The Fall of Troy (book 1 - 6)
After the Trojans fleeing cityward,
And harried still their flight; but wroth at heart
Thus Phoebus spake to his indignant soul:
"Out on this man! he is sense-bereft! But now
Not Zeus himself nor any other Power
Shall save this madman who defies the Gods!"
From mortal sight he vanished into cloud,
And cloaked with mist a baleful shaft he shot
Which leapt to Achilles' ankle: sudden pangs
With mortal sickness made his whole heart faint.
He reeled, and like a tower he fell, that falls
Smit by a whirlwind when an earthquake cleaves
A chasm for rushing blasts from underground;
So fell the goodly form of Aeacus' son.
He glared, a murderous glance, to right, to left,
[Upon the Trojans, and a terrible threat]
Shouted, a threat that could not be fulfilled:
"Who shot at me a stealthy-smiting shaft?
Let him but dare to meet me face to face!
So shall his blood and all his bowels gush out
About my spear, and he be hellward sped!
I know that none can meet me man to man
And quell in fight -- of earth-born heroes none,
Though such an one should bear within his breast
A heart unquailing, and have thews of brass.
But dastards still in stealthy ambush lurk
For lives of heroes. Let him face me then! --
Ay! though he be a God whose anger burns
Against the Danaans! Yea, mine heart forebodes
That this my smiter was Apollo, cloaked
In deadly darkness. So in days gone by
My mother told me how that by his shafts
I was to die before the Scaean Gates
A piteous death. Her words were not vain words."
Then with unflinching hands from out the wound
Incurable he drew the deadly shaft
In agonized pain. Forth gushed the blood; his heart
Waxed faint beneath the shadow of coming doom.
Then in indignant wrath he hurled from him
The arrow: a sudden gust of wind swept by,
And caught it up, and, even as he trod
Zeus' threshold, to Apollo gave it back;
For it beseemed not that a shaft divine,
Sped forth by an Immortal, should be lost.
He unto high Olympus swiftly came,
To the great gathering of immortal Gods,
Where all assembled watched the war of men,
These longing for the Trojans' triumph, those
For Danaan victory; so with diverse wills
Watched they the strife, the slayers and the slain.
Him did the Bride of Zeus behold, and straight
Upbraided with exceeding bitter words:
"What deed of outrage, Phoebus, hast thou done
This day, forgetful of that day whereon
To godlike Peleus' spousals gathered all
The Immortals? Yea, amidst the feasters thou
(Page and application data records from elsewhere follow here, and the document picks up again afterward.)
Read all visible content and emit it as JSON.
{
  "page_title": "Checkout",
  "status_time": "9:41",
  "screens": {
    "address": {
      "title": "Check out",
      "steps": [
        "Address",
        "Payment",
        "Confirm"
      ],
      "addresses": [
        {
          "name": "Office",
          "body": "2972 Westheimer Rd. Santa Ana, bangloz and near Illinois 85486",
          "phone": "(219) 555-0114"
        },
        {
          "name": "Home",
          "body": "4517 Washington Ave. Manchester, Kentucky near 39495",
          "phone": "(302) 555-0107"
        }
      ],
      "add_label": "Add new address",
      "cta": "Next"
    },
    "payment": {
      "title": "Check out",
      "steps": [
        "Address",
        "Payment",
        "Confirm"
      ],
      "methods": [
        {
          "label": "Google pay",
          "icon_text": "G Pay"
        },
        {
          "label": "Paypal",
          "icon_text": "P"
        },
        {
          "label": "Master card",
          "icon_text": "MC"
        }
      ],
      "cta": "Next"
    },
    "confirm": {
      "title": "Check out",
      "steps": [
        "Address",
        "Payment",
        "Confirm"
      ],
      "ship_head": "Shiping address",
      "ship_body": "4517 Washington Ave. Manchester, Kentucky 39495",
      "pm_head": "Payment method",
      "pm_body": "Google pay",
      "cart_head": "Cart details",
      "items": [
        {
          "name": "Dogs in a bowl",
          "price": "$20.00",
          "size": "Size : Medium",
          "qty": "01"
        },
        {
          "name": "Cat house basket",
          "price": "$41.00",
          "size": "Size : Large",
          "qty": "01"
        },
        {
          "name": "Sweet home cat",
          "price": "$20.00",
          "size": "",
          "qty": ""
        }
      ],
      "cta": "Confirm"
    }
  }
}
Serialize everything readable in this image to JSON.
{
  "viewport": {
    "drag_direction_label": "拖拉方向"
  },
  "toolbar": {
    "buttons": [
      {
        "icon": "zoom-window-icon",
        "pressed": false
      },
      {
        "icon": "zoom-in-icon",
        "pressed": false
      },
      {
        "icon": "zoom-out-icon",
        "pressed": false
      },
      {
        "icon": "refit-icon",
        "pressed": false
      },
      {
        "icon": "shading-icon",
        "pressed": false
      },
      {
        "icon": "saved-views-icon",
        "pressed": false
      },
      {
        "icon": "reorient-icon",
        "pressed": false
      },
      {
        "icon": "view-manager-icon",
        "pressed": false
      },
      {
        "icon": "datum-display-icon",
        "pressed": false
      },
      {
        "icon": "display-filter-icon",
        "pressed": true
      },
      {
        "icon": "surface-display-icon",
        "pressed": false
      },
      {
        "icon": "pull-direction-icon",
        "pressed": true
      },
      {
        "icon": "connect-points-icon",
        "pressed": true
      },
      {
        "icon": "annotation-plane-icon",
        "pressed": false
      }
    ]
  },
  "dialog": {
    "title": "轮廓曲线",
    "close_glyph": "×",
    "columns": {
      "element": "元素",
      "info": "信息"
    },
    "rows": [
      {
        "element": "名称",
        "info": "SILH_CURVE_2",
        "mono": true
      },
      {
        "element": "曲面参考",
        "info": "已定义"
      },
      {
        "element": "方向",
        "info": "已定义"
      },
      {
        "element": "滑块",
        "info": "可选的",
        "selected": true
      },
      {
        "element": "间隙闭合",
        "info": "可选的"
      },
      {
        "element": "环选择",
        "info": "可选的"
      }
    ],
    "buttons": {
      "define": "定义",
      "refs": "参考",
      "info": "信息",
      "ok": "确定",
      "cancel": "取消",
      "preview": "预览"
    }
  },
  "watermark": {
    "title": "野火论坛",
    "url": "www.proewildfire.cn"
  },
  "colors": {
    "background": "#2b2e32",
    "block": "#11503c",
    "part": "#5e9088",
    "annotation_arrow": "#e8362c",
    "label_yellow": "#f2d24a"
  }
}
Sangest how Thetis silver-footed left
The sea's abysses to be Peleus' bride;
And as thou harpedst all earth's children came
To hearken, beasts and birds, high craggy hills,
Rivers, and all deep-shadowed forests came.